There often comes a time in a climber’s career when they find themselves committed but unable to make the move necessary to reach safety. If you’re unable to down climb and you don’t want to just jump, then your only option is to get rescued. In these situations it’s obviously best if there is another team nearby to drop you a top rope so you can make the move in safety. When doing so you must make sure you are communicating fully with the unknown climber above and even then treat the rope you’re given as being dubious so continue placing gear as you go.
An old mate of mine, Nigel Prestidge, once tried to solo London Wall at Millstone Edge (a hard E5) but unfortunately once halfway up he suddenly had second thoughts. Totally alone and without a harness he shouted until a guy appeared at the top of the crag and lowered him a rope with a figure of eight in the end. Not thinking twice, Nigel put his wrist in the figure of eight and started climbing. Cranking up the 6a crack he finally made it to the top only to find the guy who’d saved him was simply sitting unbelayed on the edge. When Nigel questioned the strength of this belay he just replied: “Well youth, if you thought you could solo it then I reckoned you wouldn’t fall off.”
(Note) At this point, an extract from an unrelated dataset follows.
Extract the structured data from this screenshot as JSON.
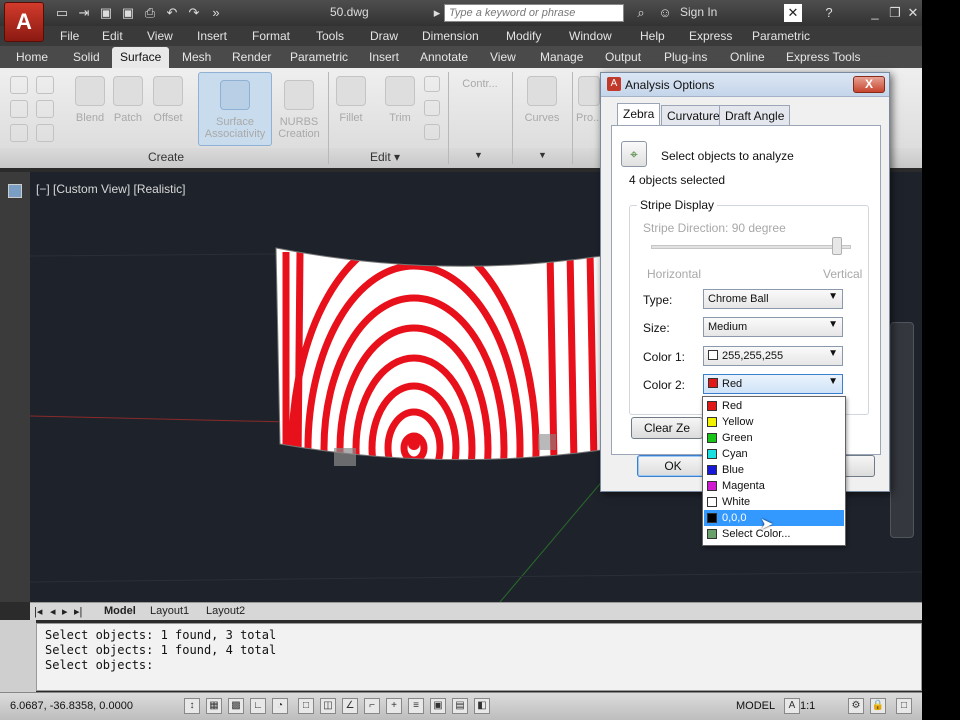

If you find yourselves the only ones on the crag then the only option is to build a solid upward pulling anchor (tree, large boulder, runners) and attach the rope to it so that you can run around to the top without leaving the leader unbelayed. If you’re using a double rope system then you can untie one rope (the one with the least important runners clipped to it) so that you can take this round and belay from the top. With a single rope this isn’t an option, meaning you either need to have thought of this eventuality and brought a second rope, which is unlikely, or you’re going to have to cut what’s left of your rope and try and use this instead, which although costly is better than standing there like turkeys waiting for the mountain rescue to arrive.
I recently heard about a guy who fell one and a half metres and cracked the back of his head on the ground. He wasn’t wearing a helmet and even though he fell such a short distance he unfortunately died. Don’t just wear a helmet because you’re worried about rockfall. More people die due to their heads hitting something than something hitting their heads and on run-out routes there is a distinct possibility of doing that. So ends the lecture.